Figure 1. Schematic representation of four possible combinations of and j, drawn roughly to scale. The horizon interior to the hole is black, while the boundary of the ergosphere (the ``static limit'') is represented by an ellipse 0.5 x 1.0 Schwarzschild radius in size. Top panels depict non-rotating, Schwarzschild holes (j -> 0), bottom panels Kerr holes (j -> 1). Left panels show low accretion rate (ADAF) tori, right panels high accretion rate standard disk models. However, in the lower right panel the region of the disk experiencing significant frame dragging is bloated (c.f. Blandford 1994). Widths of poloidal magnetic field lines and jet arrows are proportional to the logarithm of their strength. |
Figure 1 summarizes the main features of the accretion and spin paradigms and shows the four possible combinations of high and low accretion rate and black hole spin. It is proposed that these states correspond to different radio loud and quiet quasars and galaxies. In the figure poloidal magnetic field strengths are estimated from equation (6), but (H/R) is of order unity for the low cases, and also for the high Kerr case due to Lens-Thirring bloating of the inner disk. Otherwise (H/R) is calculated from the electron scattering/gas pressure disk model of Shakura & Sunyaev (1973), and disk field strengths are computed from that paper or from Narayan et al. (1998), as appropriate. The logarithms of the resulting poloidal field strengths, and corresponding jet powers, are represented as field line and jet arrow widths.

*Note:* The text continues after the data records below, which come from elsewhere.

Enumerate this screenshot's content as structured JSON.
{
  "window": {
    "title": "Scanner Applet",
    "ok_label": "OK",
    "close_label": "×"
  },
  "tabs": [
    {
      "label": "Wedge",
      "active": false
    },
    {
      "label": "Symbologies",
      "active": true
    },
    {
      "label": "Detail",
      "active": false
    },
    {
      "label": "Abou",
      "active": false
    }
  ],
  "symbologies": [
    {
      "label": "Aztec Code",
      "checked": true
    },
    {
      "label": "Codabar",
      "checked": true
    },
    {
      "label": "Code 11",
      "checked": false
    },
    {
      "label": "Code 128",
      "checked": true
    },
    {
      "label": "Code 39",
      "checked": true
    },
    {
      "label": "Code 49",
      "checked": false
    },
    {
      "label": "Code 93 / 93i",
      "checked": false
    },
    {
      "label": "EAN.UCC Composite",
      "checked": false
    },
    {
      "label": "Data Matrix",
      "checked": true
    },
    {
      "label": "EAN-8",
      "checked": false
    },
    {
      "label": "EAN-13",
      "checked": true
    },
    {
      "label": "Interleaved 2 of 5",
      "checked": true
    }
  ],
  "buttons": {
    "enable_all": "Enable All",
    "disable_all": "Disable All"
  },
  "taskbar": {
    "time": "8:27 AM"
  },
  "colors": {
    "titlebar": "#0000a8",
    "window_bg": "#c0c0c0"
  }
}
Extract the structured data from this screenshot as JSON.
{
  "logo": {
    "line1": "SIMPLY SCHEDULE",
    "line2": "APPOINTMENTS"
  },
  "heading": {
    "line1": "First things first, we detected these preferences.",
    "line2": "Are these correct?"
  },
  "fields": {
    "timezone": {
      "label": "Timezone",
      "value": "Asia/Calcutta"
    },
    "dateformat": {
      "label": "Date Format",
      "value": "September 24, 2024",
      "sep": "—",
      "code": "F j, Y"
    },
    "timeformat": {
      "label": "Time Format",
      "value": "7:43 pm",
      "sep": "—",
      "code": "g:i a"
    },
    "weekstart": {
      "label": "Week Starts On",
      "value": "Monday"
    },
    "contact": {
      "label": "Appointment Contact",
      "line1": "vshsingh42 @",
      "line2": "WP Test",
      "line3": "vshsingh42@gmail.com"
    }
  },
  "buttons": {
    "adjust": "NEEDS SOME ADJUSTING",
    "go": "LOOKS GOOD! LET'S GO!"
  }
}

In the Kerr cases, the inner disk magnetic field is significantly enhanced over the Schwarzschild cases, due in part to the smaller last stable orbit (flux conservation) and in part to the large (H/R) of the bloated disks. The high accretion rate, Schwarzschild case has the smallest field - and the weakest jet - because the disk is thin, the last stable orbit is relatively large, and the Keplerian rotation rate of the field there is much smaller than it would be in a Kerr hole ergosphere. Enhancement of the poloidal field due to the buoyancy process suggested by Krolik (1999) is ignored here because we find it not to be a factor in the simulations discussed below. If it were important, then the grand scheme proposed here would have to be re-evaluated, as the effect could produce strong jets (up to the accretion luminosity in power) even in the plunging region of Schwarzschild holes. Then even the latter would be expected to be radio loud as well (L_{jet} ~ 10^{43-46} erg s^{-1}).